Records excerpted from a collection:
====
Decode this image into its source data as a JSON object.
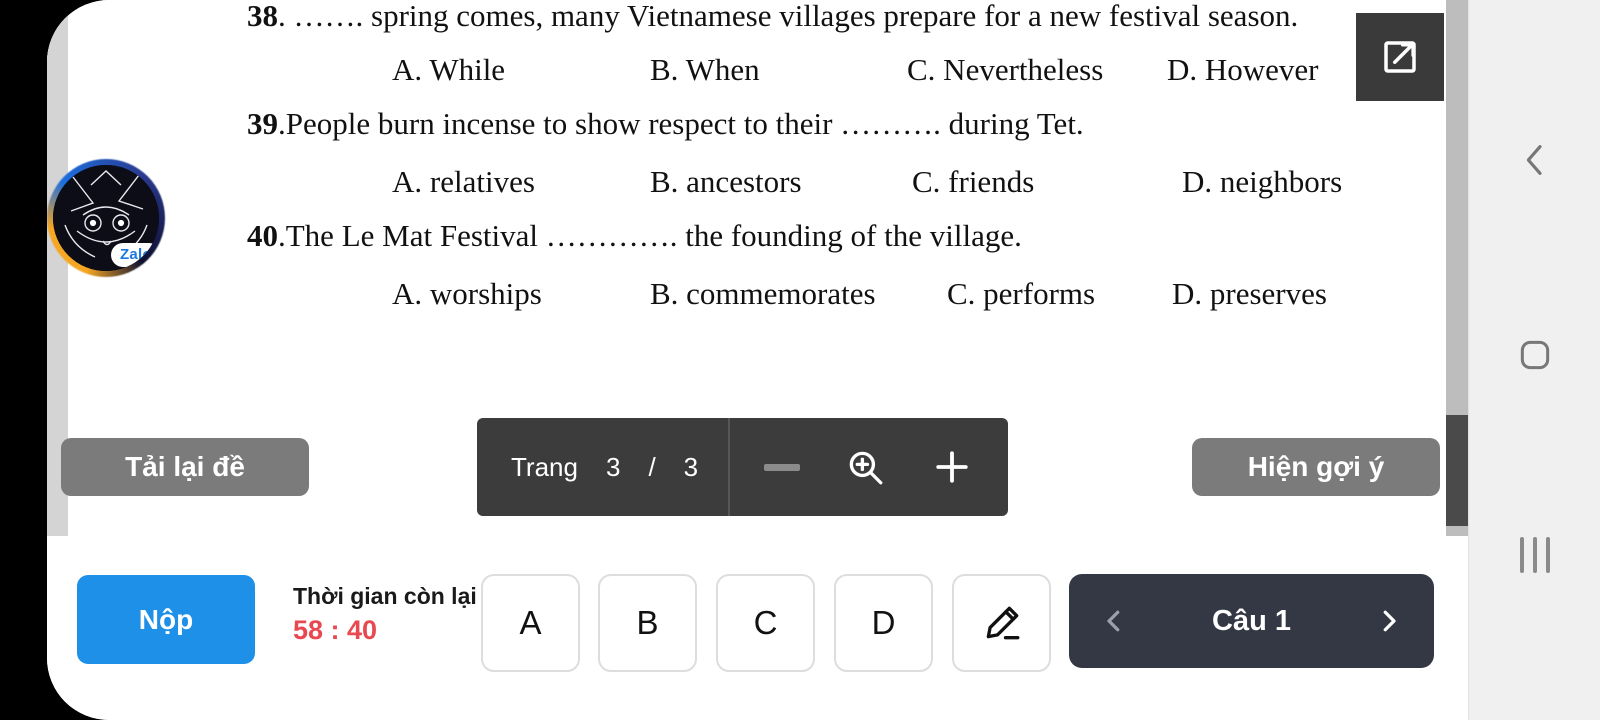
{
  "document": {
    "questions": [
      {
        "number": "38",
        "stem": ". ……. spring comes, many Vietnamese villages prepare for a new festival season.",
        "options": [
          "A. While",
          "B. When",
          "C. Nevertheless",
          "D. However"
        ]
      },
      {
        "number": "39",
        "stem": ".People burn incense to show respect to their ………. during Tet.",
        "options": [
          "A. relatives",
          "B. ancestors",
          "C. friends",
          "D. neighbors"
        ]
      },
      {
        "number": "40",
        "stem": ".The Le Mat Festival …………. the founding of the village.",
        "options": [
          "A. worships",
          "B. commemorates",
          "C. performs",
          "D. preserves"
        ]
      }
    ]
  },
  "toolbar": {
    "reload_label": "Tải lại đề",
    "hint_label": "Hiện gợi ý",
    "open_external_icon": "open-in-new-icon",
    "pager": {
      "label": "Trang",
      "current_page": "3",
      "separator": "/",
      "total_pages": "3",
      "zoom_out_icon": "minus-icon",
      "zoom_icon": "magnifier-plus-icon",
      "zoom_in_icon": "plus-icon"
    }
  },
  "bottom_bar": {
    "submit_label": "Nộp",
    "timer_label": "Thời gian còn lại",
    "timer_value": "58 : 40",
    "answer_buttons": [
      "A",
      "B",
      "C",
      "D"
    ],
    "note_icon": "pencil-icon",
    "question_nav": {
      "prev_icon": "chevron-left-icon",
      "label": "Câu 1",
      "next_icon": "chevron-right-icon"
    }
  },
  "floating": {
    "zalo_badge": "Zalo"
  },
  "android_nav": {
    "back_icon": "chevron-left-icon",
    "home_icon": "square-icon",
    "recents_icon": "recents-bars-icon"
  },
  "colors": {
    "submit_blue": "#1f90e8",
    "timer_red": "#e8484f",
    "toolbar_grey": "#7b7b7b",
    "pager_dark": "#3c3c3c",
    "nav_dark": "#343844"
  }
}
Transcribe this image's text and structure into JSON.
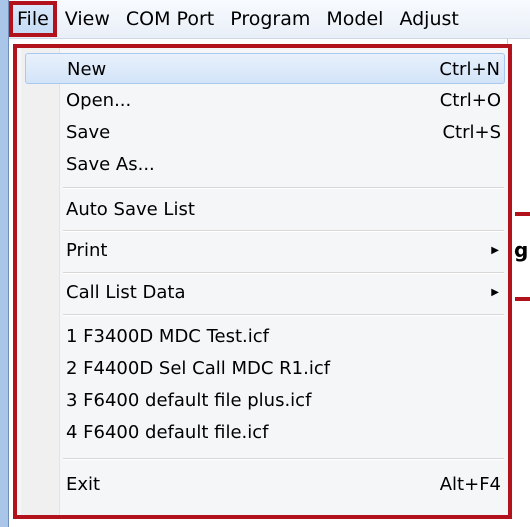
{
  "menubar": {
    "items": [
      "File",
      "View",
      "COM Port",
      "Program",
      "Model",
      "Adjust"
    ]
  },
  "background": {
    "partial_text": "g"
  },
  "file_menu": {
    "new": {
      "label": "New",
      "shortcut": "Ctrl+N"
    },
    "open": {
      "label": "Open...",
      "shortcut": "Ctrl+O"
    },
    "save": {
      "label": "Save",
      "shortcut": "Ctrl+S"
    },
    "save_as": {
      "label": "Save As..."
    },
    "auto_save_list": {
      "label": "Auto Save List"
    },
    "print": {
      "label": "Print"
    },
    "call_list_data": {
      "label": "Call List Data"
    },
    "recent": [
      "1 F3400D MDC Test.icf",
      "2 F4400D Sel Call MDC R1.icf",
      "3 F6400 default file plus.icf",
      "4 F6400 default file.icf"
    ],
    "exit": {
      "label": "Exit",
      "shortcut": "Alt+F4"
    }
  },
  "colors": {
    "highlight_border": "#b2121b",
    "menu_background": "#f5f6f7"
  }
}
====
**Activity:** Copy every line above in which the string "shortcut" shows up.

**Written response:**
      "shortcut": "Ctrl+N"
      "shortcut": "Ctrl+O"
      "shortcut": "Ctrl+S"
      "shortcut": "Alt+F4"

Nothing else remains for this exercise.